 June 12, 712 (Pabst, 474).
 Ansprand was buried in Pavia in the chapel of Adrian the martyr which he is said to have built. Waitz gives his epitaph.
At this time the emperor Anastasius dispatched a fleet to Alexandria against the Saracens. His army was turned to another purpose, and in the midst of its journey came back to the city of Constantinople, and hunting up the orthodox Theodosius, chose him as emperor and when he was put by force upon the throne of the empire, confirmed him. This Theodosius conquered Anastasius in a severe battle at the city of Nicea, and having imposed an oath upon him, caused him to be ordained a churchman and a presbyter. When Anastasius received the sovereignty, he presently put up in its former place in the imperial city that revered picture in which the holy councils were painted and which had been torn down by Filippicus. In these days the river Tiber had such an inundation that having overflowed its bed it did many injuries to the city of Rome so that it rose in the Via Lata to one and a half times the height of a man, and from the gate of St. Peter to the Molvian bridge  the waters all mingled together as they flowed down.
 The Pons Mulvius (now the Ponte Molle) was built by the censor M. Aemilius Scaurus, B.C. 109.
In these times, by the inspiration of Divine Love, many of the nobles and common people, men and women, dukes and private persons of the nation of the Angles were in the habit of coming from Britain to Rome. Pipin  at that time obtained the sovereignty in the kingdom of the Franks. He was a man of astonishing boldness who instantly crushed his foes in attacking them. For he crossed the Rhine and with only one of his attendants he fell upon a certain adversary of his and killed him with his followers in his bedchamber where he lived. He also courageously waged many wars with the Saxons and especially with Ratpot, king of the Frisians. He had also a number of sons but among these Charles, who succeeded him afterwards in the sovereignty, was the most distinguished.
 The father of Charles Martel (Abel).
But when king Liutprand had been confirmed in the royal power,  Rothari, a blood relation of his, wished to kill him. He prepared therefore a banquet for him in his home at Ticinum, in which house he hid some very strong men fully armed who were to kill the king while he was banqueting. When this had been reported to Liutprand he ordered Rothari to be called to his palace, and feeling him with his hand he discovered, as had been told him, a cuirass put on under his clothing.  When Rothari found out that he was detected, he straightway leaped backwards and unsheathed his sword to strike the king. On the other hand the king drew forth his own sword from his scabbard. Then one of the king's attendants named Subo, seizing Rothari from behind, was wounded by him in the forehead, but others leaping upon Rothari killed him there. Four of his sons indeed who were not present were also put to death in the places where they were found. King Liutprand was indeed a man of great boldness so that when two of his armor-bearers thought to kill him and this had been reported to him, he went alone with them into a very deep wood and straightway holding against them his drawn sword he reproached them because they had planned to slay him and urged them to do it. And straightway they fell at his feet and confessed all they had plotted. And he also did this thing in like manner with others, but nevertheless he presently pardoned those who confessed even a crime of such great wickedness.
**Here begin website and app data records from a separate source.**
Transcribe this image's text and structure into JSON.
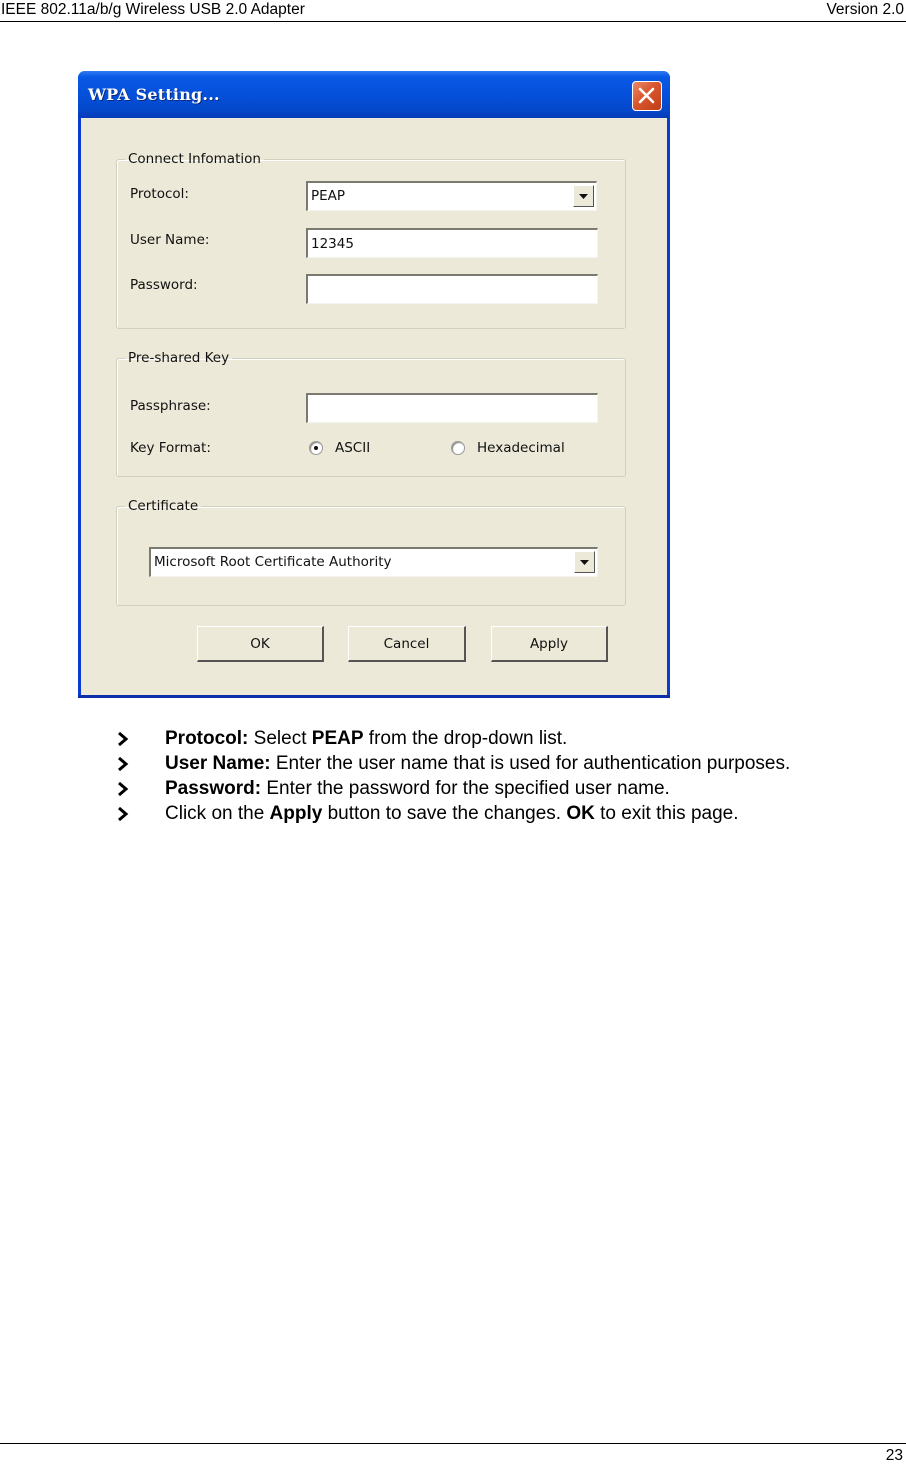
{
  "page_header": {
    "left": "IEEE 802.11a/b/g Wireless USB 2.0 Adapter",
    "right": "Version 2.0"
  },
  "dialog": {
    "title": "WPA Setting...",
    "close_icon": "close-icon",
    "connect_group": {
      "legend": "Connect Infomation",
      "protocol_label": "Protocol:",
      "protocol_value": "PEAP",
      "username_label": "User Name:",
      "username_value": "12345",
      "password_label": "Password:",
      "password_value": ""
    },
    "psk_group": {
      "legend": "Pre-shared Key",
      "passphrase_label": "Passphrase:",
      "passphrase_value": "",
      "keyformat_label": "Key Format:",
      "options": [
        {
          "label": "ASCII",
          "selected": true
        },
        {
          "label": "Hexadecimal",
          "selected": false
        }
      ]
    },
    "certificate_group": {
      "legend": "Certificate",
      "value": "Microsoft Root Certificate Authority"
    },
    "buttons": {
      "ok": "OK",
      "cancel": "Cancel",
      "apply": "Apply"
    }
  },
  "bullets": [
    {
      "parts": [
        {
          "b": "Protocol:"
        },
        {
          "t": " Select "
        },
        {
          "b": "PEAP"
        },
        {
          "t": " from the drop-down list."
        }
      ]
    },
    {
      "parts": [
        {
          "b": "User Name:"
        },
        {
          "t": " Enter the user name that is used for authentication purposes."
        }
      ]
    },
    {
      "parts": [
        {
          "b": "Password:"
        },
        {
          "t": " Enter the password for the specified user name."
        }
      ]
    },
    {
      "parts": [
        {
          "t": "Click on the "
        },
        {
          "b": "Apply"
        },
        {
          "t": " button to save the changes. "
        },
        {
          "b": "OK"
        },
        {
          "t": " to exit this page."
        }
      ]
    }
  ],
  "bullet_icon": "chevron-right-icon",
  "page_footer": {
    "page_number": "23"
  }
}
 A.D. 712 (Hodgkin, VI, 389). By this confirmation the usurpation of the new dynasty of Ansprand was recognized (Hartmann, II, 2, 125).
 The story of Grimuald and Godepert seems to be here repeated with a slight variation.
Then when Gisulf, the duke of the Beneventines had died, Romuald his son undertook the government of the people of the Samnites.